Spark Plug Gap Pliers – These pliers sets the air gap between the center electrode and the side electrode (follow manufacturer’s specifications and procedures).
Spark Plug Boot Pliers – These pliers help remove the ignition wire boot without damaging the boot.
Spark Plug Socket – Spark plug sockets comes in magnetic, clip style or rubber boot to prevent the spark plug from falling out.
Spark Plug Hole Repair Tools – Damaged spark plug holes whether stripped or cross threaded can be repaired by cleaning the threads, or inserting a thread adapter. Many kit variations are available for these types of repairs.
Broken Spark Plug Remover – Removes broken spark plugs without dropping porcelain into cylinder.
Spark Plug Anti-Fouler Insert – These inserts pull the spark plug away from the combustion chamber. They are used in engines that are passing too much oil into the combustion chamber and oil fouling the plugs.
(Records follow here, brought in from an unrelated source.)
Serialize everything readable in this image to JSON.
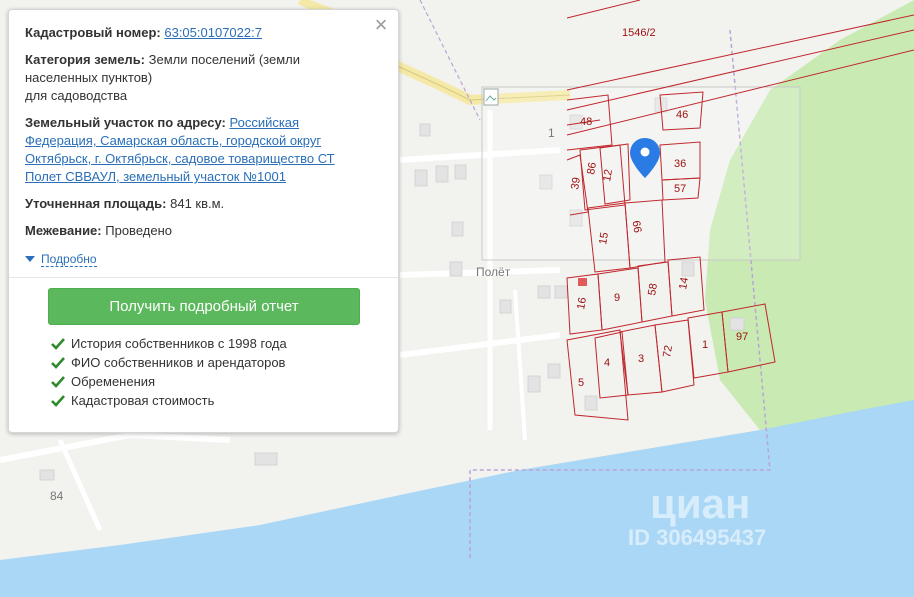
{
  "panel": {
    "cadastral_label": "Кадастровый номер:",
    "cadastral_number": "63:05:0107022:7",
    "category_label": "Категория земель:",
    "category_value_line1": "Земли поселений (земли",
    "category_value_line2": "населенных пунктов)",
    "category_value_line3": "для садоводства",
    "address_label": "Земельный участок по адресу:",
    "address_line1": "Российская",
    "address_line2": "Федерация, Самарская область, городской округ",
    "address_line3": "Октябрьск, г. Октябрьск, садовое товарищество СТ",
    "address_line4": "Полет СВВАУЛ, земельный участок №1001",
    "area_label": "Уточненная площадь:",
    "area_value": "841 кв.м.",
    "survey_label": "Межевание:",
    "survey_value": "Проведено",
    "details_link": "Подробно",
    "report_button": "Получить подробный отчет",
    "features": [
      "История собственников с 1998 года",
      "ФИО собственников и арендаторов",
      "Обременения",
      "Кадастровая стоимость"
    ]
  },
  "map": {
    "place_label": "Полёт",
    "house_number_1": "1",
    "house_number_84": "84",
    "plot_number_top": "1546/2",
    "plot_labels": [
      "48",
      "46",
      "86",
      "12",
      "36",
      "39",
      "57",
      "15",
      "99",
      "16",
      "9",
      "58",
      "14",
      "4",
      "3",
      "72",
      "1",
      "97",
      "5"
    ],
    "watermark_logo": "циан",
    "watermark_id": "ID 306495437",
    "colors": {
      "water": "#a9d7f5",
      "forest": "#c9eab3",
      "plot_border": "#c0272d",
      "marker": "#2a7be4"
    }
  }
}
Spark Thread Start Tool – Helps in starting to thread spark plugs into cylinder head without the risk of cross threading. A piece of hose can also be used to install.
Spark plug replacement is an important service maintenance procedure to maintain good vehicle performance, fuel economy and good emissions. Some simple procedures will make this a trouble free procedure. Keep in mind that some vehicles will require special extension and adapters to reach them. Here are some tips on spark plug replacement, but follow manufacturers specifications and procedures.
⇒When removing spark plug wires, use spark plug boot pliers not to damage wires.
⇒Use compressed air to blow out spark hole before removing plug. This will prevent any dirt or debris from falling into cylinder when removing spark plug.
⇒It is a good idea to have two spark plug sockets. One socket to remove and one to install. The removal socket can get dirty and oily, so the install socket will always be clean and not contaminate the new spark plugs. Contaminating the new spark plugs can cause carbon tracking and misfires.
⇒If recommended by manufacturer check spark gap. Some plugs can’t be gaped or the manufacturer ships them pre-gaped. Again refer to manufacturer’s specifications on installation.
⇒Uses a piece of hose inserted into porcelain insulator or use an install tool to help start the threads of the spark plug into the cylinder head. This will help prevent cross threading into cylinder head.
⇒Torque spark plugs to manufacturers specified torque. Improperly torqued spark plugs can cause misfires, make spark plugs run hotter, and can damage spark plug coils.
⇒Use dielectric grease on spark plug boot or coils if recommended by manufacturer.
****UPDATE: In the original article it was stated to use anti-seize on the spark plugs threads prior to installation. Which was the statement below:
⇒Use a small amount of anti-seize on the spark plug thread to prevent galling of the threads of the cylinder head.
Anti-seize should not be used, unless the manufacturer specifies the use of it. Most spark plugs manufacturers and vehicle manufacturers do not recommend the use of anti-seize. Reasons for not using anti-seize:
⇒Anti-seize will reduce conductivity between spark plug and cylinder head, which can result in cylinder misfire and spark plug failure.
⇒If anti-seize gets on the tip of the spark plug the metals in the anti-seize will stick and bond to the electrode tip causing a misfire.
⇒Use of anti-seize will reduce the tightening torque friction, this can lead to over tightening of spark plugs. This can strip out cylinder heads or damage the spark plug.
⇒Most good quality spark plugs are coated or plated with metals that act like anti-seize. This is why manufacturers don’t recommend the use of it.
⇒The bottom line is to follow the vehicle manufacturer’s recommended installation procedures for spark plug replacement.
*Special thanks to Professor John Frala, Alternate Fuels Technology at Rio Hondo College in Whittier CA for your training and input.